1. Kenneth Kitchell, “Latin III’s Dirty Little Secret: Why Johnny Can’t Read Latin,” New England Classical Journal 27 (2000) 206-226.
2. A few examples from ch. 4, pt. 2 (Roman Forum): “The porch of this [sc. the Temple of Castor] was used for public speeches before the rostra was built” (p. 51). This is imprecise, supposing Heimbach means the Julian rostra; the temple was used for public contiones, but the Republican rostra coexisted with this building. In discussing the Curia’s relatively small size, Heimbach states (p. 51), “There were never more than 300 senators so the Curia was not designed to accommodate large crowds.” This is simply not true. Up to Sulla there were 300 senators; Sulla raised the rolls to 600 members, Caesar to 900, and Augustus (post triumvirate) reduced it down to Sullan levels; by the beginning of the third century it had risen again to around 800. See Lily Ross Taylor and Russell T. Scott, “Seating Space in the Roman Senate and the Senatores Pedarii,” TAPA 100 (1969) 529-582. On p. 73 Heimbach notes that “scholars agree that in the seventh century BCE, Rome came to be ruled by the Etruscans;” recent work, however, has come to question the whole notion of Etruscan hegemony in Latium. Heimbach is also keen to present the Latin words with the correct quantities of vowels for virtually everything, which is laudable, but there are over thirty places where the quantities are either wrong or unmarked.
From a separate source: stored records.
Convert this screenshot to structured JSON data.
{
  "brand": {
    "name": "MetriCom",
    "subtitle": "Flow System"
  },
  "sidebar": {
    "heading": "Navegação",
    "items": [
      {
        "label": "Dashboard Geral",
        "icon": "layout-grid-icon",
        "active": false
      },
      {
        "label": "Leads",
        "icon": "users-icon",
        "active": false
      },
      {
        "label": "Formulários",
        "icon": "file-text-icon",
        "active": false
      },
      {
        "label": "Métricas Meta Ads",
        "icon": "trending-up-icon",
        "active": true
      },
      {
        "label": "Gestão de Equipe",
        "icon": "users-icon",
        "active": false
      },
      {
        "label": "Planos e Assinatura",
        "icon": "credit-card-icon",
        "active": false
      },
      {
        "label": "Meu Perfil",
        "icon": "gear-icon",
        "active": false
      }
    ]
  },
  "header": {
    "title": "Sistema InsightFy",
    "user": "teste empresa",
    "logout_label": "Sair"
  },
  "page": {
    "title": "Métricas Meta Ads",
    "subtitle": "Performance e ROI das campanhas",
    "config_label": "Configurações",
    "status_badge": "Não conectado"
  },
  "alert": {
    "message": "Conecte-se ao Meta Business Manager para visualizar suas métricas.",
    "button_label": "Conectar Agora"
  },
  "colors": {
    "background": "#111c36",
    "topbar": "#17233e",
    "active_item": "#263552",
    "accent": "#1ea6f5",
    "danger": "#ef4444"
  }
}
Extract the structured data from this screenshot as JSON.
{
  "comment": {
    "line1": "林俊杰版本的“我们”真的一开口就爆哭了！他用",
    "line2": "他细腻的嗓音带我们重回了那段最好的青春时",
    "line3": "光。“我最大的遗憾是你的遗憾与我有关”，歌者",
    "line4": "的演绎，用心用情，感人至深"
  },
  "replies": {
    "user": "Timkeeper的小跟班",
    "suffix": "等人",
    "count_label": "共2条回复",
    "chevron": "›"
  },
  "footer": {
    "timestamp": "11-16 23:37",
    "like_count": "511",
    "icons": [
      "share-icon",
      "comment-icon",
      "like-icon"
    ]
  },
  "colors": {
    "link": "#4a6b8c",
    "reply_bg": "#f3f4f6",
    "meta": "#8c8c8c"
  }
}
3. First, the buildings mentioned in the text. The Temple of Saturn is pentastyle, not hexastyle, and there is an inexplicable gap separating what I suppose is meant to be the top staircase with the (supposed) lower staircase. The Temple of Castor is 6×9, not 8×11, and there is no cella drawn. The Basilica Julia is not identifiable as a building, but merely a series of squares that, one presumes, represent columns. The east end only has one row of columns when it should have three. Worse, there are no lines outlining the overall shape of the building; no walls are identifiable. The case is similar for the Basilica Aemilia. One might consider such criticism excessively picky, yet Heimbach stresses the transformation of the basilical form into a Christian church, emphasizing the change in orientation and access from the long side to the narrow side. Looking at the drawing on the map, one cannot make out any walls, much less access points. Even though the following are not mentioned in the narrative, surely the mapping specialists should have taken care to draw these buildings accurately. The Temple of Vespasian is oriented the wrong way and does not have columns. The Temple of Concord has a strange checkerboard pattern drawn around the wide back portion, and it does not have its frontal columns. Nor does the Temple of Antoninus and Faustina. The Tabularium is poorly drawn. The drawing of the Regia is remarkably imprecise. Why the mapping specialists did not check their work against widely available archaeological handbooks such as Claridge, Coarelli, or Richardson is astonishing.